Quote the lines below exactly, from the one that holds "Give me the" through the final line of the records, and only those.

## EXTRACTED INFORMATION
--
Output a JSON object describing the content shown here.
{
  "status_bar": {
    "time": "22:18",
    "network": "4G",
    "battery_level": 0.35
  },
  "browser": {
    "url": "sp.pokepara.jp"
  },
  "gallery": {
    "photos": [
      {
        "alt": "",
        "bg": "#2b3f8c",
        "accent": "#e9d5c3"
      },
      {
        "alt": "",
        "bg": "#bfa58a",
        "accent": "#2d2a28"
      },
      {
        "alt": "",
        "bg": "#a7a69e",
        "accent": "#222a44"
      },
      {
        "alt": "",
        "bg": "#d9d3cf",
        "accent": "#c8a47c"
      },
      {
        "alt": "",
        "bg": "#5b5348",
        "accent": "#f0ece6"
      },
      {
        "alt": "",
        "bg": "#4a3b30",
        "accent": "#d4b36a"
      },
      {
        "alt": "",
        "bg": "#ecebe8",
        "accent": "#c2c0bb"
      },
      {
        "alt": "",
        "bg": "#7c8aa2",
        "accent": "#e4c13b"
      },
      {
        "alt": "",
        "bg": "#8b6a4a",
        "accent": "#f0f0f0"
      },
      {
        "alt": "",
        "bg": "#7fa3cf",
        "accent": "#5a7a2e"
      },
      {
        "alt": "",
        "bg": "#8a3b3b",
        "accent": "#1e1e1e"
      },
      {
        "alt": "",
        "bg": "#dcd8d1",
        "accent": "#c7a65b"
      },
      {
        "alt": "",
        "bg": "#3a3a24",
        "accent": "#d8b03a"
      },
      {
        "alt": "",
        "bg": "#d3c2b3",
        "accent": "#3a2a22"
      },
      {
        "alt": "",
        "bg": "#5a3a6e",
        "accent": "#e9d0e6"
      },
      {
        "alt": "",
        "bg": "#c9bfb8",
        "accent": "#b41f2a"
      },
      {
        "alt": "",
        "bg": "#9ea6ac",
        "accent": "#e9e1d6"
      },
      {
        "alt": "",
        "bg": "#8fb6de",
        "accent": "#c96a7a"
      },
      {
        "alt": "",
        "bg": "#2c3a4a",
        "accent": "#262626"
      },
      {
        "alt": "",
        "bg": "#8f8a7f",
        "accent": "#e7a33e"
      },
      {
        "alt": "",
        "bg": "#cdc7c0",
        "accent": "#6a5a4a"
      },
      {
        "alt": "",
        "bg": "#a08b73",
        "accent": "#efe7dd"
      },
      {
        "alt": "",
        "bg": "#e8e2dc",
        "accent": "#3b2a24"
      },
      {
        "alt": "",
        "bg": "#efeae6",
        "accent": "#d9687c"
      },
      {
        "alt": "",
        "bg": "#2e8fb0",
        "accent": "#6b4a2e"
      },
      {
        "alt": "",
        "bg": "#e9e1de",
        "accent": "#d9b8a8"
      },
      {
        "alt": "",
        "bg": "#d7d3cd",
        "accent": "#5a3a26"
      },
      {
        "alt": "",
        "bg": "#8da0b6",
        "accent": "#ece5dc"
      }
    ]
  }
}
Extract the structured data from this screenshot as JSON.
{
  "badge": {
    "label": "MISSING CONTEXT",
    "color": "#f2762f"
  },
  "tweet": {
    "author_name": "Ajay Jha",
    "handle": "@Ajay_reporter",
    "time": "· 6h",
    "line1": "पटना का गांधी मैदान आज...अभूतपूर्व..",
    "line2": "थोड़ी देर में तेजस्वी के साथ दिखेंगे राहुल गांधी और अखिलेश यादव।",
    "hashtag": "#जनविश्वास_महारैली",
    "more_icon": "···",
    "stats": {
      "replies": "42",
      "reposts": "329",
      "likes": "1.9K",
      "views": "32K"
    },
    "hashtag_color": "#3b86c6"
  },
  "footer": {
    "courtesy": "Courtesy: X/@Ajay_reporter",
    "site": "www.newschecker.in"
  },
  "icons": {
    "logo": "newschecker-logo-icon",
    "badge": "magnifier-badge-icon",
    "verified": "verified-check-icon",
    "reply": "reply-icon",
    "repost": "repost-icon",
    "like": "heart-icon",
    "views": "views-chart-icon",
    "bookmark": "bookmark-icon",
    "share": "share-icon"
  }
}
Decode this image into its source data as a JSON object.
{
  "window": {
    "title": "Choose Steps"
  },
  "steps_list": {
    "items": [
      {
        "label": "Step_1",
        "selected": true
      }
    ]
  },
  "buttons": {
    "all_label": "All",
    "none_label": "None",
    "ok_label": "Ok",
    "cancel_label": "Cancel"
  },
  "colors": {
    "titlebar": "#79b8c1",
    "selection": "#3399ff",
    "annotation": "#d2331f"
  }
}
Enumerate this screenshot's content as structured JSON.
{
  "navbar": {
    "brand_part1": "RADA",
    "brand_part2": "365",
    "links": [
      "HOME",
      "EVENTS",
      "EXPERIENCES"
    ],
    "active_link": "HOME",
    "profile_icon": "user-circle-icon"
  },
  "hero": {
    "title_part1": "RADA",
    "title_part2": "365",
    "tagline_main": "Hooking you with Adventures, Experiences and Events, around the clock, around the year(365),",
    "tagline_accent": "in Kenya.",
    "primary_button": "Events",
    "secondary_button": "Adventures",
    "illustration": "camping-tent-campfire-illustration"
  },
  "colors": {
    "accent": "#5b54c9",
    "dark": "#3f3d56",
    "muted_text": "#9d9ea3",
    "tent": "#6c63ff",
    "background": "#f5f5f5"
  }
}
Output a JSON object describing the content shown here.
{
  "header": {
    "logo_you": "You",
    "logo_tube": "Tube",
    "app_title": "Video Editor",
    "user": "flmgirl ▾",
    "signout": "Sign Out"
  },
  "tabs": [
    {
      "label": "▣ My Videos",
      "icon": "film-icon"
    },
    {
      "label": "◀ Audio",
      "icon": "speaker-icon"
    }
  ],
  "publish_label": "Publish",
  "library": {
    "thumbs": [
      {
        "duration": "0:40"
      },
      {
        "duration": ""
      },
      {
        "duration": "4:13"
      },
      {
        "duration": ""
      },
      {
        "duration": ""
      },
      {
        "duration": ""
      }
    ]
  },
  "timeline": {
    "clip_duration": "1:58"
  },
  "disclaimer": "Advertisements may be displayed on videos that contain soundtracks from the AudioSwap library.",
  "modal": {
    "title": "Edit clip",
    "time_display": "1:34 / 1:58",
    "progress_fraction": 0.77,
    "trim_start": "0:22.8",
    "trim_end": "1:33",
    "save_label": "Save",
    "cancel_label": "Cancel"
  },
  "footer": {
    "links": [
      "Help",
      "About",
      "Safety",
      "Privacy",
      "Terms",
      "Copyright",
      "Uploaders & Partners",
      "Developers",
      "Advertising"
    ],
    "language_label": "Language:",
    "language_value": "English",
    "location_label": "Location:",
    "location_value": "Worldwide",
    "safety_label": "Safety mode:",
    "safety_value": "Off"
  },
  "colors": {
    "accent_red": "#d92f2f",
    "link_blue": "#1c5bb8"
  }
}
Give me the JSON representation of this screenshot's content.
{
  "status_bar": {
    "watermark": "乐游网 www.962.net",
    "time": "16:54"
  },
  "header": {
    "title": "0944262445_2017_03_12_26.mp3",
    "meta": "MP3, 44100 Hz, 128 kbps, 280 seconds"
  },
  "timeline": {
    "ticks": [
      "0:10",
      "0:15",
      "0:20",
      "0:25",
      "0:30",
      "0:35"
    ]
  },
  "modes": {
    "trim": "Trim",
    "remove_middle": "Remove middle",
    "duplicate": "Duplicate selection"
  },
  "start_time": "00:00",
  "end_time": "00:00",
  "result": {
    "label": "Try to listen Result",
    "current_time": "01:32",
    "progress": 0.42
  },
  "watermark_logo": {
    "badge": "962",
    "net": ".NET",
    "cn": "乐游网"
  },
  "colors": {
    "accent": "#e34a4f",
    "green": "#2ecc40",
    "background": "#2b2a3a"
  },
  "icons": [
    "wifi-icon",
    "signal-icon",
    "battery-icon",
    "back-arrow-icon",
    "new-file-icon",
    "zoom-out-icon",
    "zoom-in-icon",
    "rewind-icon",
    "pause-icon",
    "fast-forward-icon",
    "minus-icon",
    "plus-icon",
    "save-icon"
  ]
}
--
## ANSWER AREA
Give me the JSON representation of this screenshot's content.
{
  "status_bar": {
    "watermark": "乐游网 www.962.net",
    "time": "16:54"
  },
  "header": {
    "title": "0944262445_2017_03_12_26.mp3",
    "meta": "MP3, 44100 Hz, 128 kbps, 280 seconds"
  },
  "timeline": {
    "ticks": [
      "0:10",
      "0:15",
      "0:20",
      "0:25",
      "0:30",
      "0:35"
    ]
  },
  "modes": {
    "trim": "Trim",
    "remove_middle": "Remove middle",
    "duplicate": "Duplicate selection"
  },
  "start_time": "00:00",
  "end_time": "00:00",
  "result": {
    "label": "Try to listen Result",
    "current_time": "01:32",
    "progress": 0.42
  },
  "watermark_logo": {
    "badge": "962",
    "net": ".NET",
    "cn": "乐游网"
  },
  "colors": {
    "accent": "#e34a4f",
    "green": "#2ecc40",
    "background": "#2b2a3a"
  },
  "icons": [
    "wifi-icon",
    "signal-icon",
    "battery-icon",
    "back-arrow-icon",
    "new-file-icon",
    "zoom-out-icon",
    "zoom-in-icon",
    "rewind-icon",
    "pause-icon",
    "fast-forward-icon",
    "minus-icon",
    "plus-icon",
    "save-icon"
  ]
}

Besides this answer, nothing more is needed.